Tim Ferriss and Morning Pages
By Ruth Barringham
I’ve recently been reading about the concept of Morning Pages.
I was particularly interested in an article that was written by Tim Ferriss in which he shows an actual photo of his own Morning Pages at https://tim.blog/2015/01/15/morning-pages/.
This whole idea stems from the ebook by Julia Cameron called “The Artist’s Way” http://viewbook.at/artistsway. In it she talks about releasing creativity and overcoming Resistance (a phrase coined by Steven Pressfield in his book, The War of Art http://viewbook.at/warofart.
Morning Pages means sitting down first thing every morning and writing 750 words, which, at 250 words per page, is 3 pages of handwriting.
And these words must be handwritten because of the strong connection between our thoughts and writing by hand. Writing straight to keyboard is too fast for our minds to think and so writing more slowly and deliberately gives us time to understand what we’re thinking and being able to explain it in words.
“We get a truer connection - to ourselves and our deepest thoughts - when we actually put pen to page.”
It also helps to get rid of self-doubt.
Both Julia Cameron and Tim Ferriss recommend the type of hand writing to be journaling.
Journaling is not meant to be high art, just writing down thoughts.
I too enjoy journaling, but not for 3 A4 pages. I have an A5 size journal (half the size of A4) and I usually write one or two pages a day, but I don’t always write in it every day.
So I’m usually only journalling for 5 minutes, which is enough for me.
In his article, Tim Ferriss said he also has always enjoyed journaling every morning because, “I’m caging my monkey mind on paper so I can get on with my f**king day.”
I get the same result.
When my mind is hyped and my thoughts all over the place, I sit and clear my head by journaling. It makes for hilarious reading later, but it’s for my eyes only.
And it helps me because it also puts me in the mood for writing.
So when I read about Morning Pages being 750 words (3 pages) every morning, I thought, “Why not?”
But I don’t want to journal that much.

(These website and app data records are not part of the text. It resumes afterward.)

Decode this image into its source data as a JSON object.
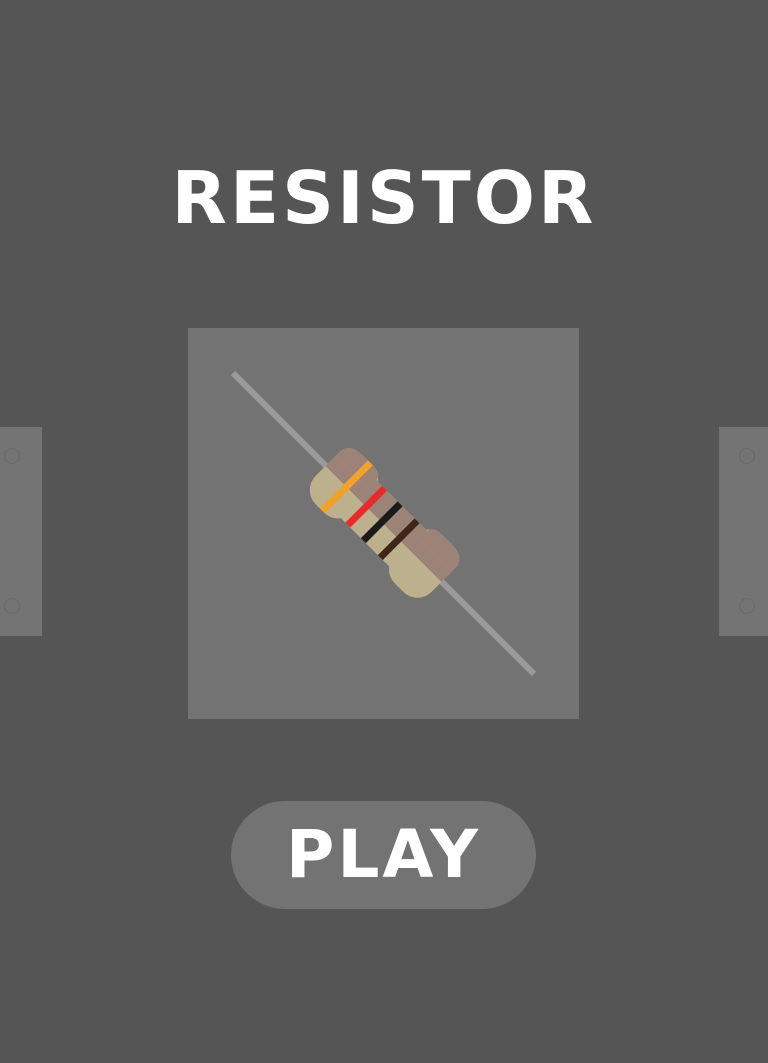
{
  "game": {
    "title": "RESISTOR",
    "play_label": "PLAY"
  },
  "icons": {
    "main": "resistor-icon",
    "left_tab": "side-tab",
    "right_tab": "side-tab"
  },
  "resistor": {
    "band_colors": [
      "#f2a12b",
      "#e82a2a",
      "#1c1b1b",
      "#3e2619"
    ],
    "body_colors": [
      "#bdb08d",
      "#9c8378"
    ],
    "lead_color": "#9a9a9a"
  },
  "colors": {
    "background": "#555555",
    "panel": "#737373",
    "text": "#ffffff"
  }
}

So what I do now every morning (after I’ve had breakfast and washed the dishes) is, I sit at my desk and journal for a page or two (5 minutes) and then I pull out my latest writing project and write, by hand, a minimum of 3 pages.
This is working well for me because I usually write everything by hand first anyway.

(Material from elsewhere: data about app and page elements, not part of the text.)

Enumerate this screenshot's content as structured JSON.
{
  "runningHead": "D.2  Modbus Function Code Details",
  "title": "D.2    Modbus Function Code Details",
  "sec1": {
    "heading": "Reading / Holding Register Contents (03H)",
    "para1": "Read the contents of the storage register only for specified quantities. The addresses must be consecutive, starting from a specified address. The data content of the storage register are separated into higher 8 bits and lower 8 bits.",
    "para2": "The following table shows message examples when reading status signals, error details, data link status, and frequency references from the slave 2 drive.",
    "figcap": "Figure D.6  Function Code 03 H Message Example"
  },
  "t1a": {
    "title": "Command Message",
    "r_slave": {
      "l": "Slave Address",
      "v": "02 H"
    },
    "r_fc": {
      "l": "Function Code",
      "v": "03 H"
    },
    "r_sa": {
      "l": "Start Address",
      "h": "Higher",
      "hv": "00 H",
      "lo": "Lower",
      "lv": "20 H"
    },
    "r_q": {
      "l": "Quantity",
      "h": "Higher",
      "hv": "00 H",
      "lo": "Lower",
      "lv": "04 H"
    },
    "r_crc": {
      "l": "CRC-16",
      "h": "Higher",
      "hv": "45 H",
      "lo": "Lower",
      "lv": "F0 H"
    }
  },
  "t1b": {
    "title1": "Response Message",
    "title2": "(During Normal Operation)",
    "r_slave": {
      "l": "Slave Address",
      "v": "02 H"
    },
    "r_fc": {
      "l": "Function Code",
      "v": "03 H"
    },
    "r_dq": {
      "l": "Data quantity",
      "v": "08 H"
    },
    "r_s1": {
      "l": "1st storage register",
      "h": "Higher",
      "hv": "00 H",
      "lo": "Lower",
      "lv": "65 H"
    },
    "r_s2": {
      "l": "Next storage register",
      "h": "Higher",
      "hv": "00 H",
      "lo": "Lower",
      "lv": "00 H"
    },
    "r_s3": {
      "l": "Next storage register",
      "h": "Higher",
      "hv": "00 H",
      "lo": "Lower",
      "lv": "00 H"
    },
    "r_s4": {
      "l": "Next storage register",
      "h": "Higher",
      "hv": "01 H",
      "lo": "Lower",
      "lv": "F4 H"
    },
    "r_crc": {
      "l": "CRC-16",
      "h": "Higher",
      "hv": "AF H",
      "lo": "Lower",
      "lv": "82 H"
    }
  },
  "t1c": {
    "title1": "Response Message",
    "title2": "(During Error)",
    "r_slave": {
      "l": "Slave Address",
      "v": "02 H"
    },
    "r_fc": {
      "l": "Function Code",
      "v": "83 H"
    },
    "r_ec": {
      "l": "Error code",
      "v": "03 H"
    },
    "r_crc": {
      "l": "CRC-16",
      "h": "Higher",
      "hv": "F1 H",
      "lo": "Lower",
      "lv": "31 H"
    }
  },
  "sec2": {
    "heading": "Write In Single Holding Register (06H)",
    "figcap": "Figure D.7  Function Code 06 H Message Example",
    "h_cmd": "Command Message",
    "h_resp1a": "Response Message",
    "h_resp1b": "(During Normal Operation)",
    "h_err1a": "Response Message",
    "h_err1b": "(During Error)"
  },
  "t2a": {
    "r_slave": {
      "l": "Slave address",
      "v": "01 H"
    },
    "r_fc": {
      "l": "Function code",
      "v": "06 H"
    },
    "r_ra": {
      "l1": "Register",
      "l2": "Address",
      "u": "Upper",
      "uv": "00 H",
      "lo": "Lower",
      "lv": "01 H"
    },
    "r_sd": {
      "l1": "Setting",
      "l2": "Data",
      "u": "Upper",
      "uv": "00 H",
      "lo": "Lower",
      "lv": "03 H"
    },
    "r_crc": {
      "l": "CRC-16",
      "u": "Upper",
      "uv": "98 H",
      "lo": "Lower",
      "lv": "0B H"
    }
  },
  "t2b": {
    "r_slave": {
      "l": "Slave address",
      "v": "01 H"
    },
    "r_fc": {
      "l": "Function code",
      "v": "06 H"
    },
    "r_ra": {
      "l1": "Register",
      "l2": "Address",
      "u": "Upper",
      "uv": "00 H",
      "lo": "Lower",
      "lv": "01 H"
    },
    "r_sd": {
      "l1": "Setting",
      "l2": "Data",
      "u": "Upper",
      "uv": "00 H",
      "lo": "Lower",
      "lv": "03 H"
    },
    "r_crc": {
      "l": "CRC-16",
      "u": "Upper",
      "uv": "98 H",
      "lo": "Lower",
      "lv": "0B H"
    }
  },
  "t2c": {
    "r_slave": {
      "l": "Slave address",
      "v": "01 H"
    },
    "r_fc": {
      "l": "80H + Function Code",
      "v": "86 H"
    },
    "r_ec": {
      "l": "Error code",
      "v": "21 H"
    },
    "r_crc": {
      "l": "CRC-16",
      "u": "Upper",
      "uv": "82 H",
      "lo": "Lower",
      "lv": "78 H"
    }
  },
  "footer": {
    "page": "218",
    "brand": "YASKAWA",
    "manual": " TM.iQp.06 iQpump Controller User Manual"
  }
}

I used to think that writing by hand first and typing it up later was time consuming.
So I tried over and over to try and make myself write straight to keyboard. But I just couldn’t do it.
It simply stifled my creativity, so what I was writing wasn’t good plus my typing speed is much slower if I have to think as I go along.
Not only that, but I procrastinate more and don’t want to write if I can’t do it by hand. So I was writing less and what I was producing at the keyboard wasn’t great.
So if I write by hand it may slow things down a bit, but it makes me want to write, which means I do it more, and what I produce is good so I don’t have to delete it all and start again. And when I do type my work up, I can do it really fast because I’m a really proficient typist when I’m typing up handwritten documents.
So I am love, love, loving, sitting down every morning and doing my 3+ Morning Pages because it often makes me keep writing, or, if I do only the minimum 3 pages and don’t manage to do anymore that day, at least I’ve written something.
AND - this is the biggie - if I write 750 words a day, over a month it’s 750 words x 30 days = 22,500 words written every month.
How huge is that?
And if you’re like me, once you sit down and start writing, it’s hard to stop.
Writing 750 words a day, first thing every morning makes writing a daily priority instead of something to do when there’s time.
And it helps get that next book written.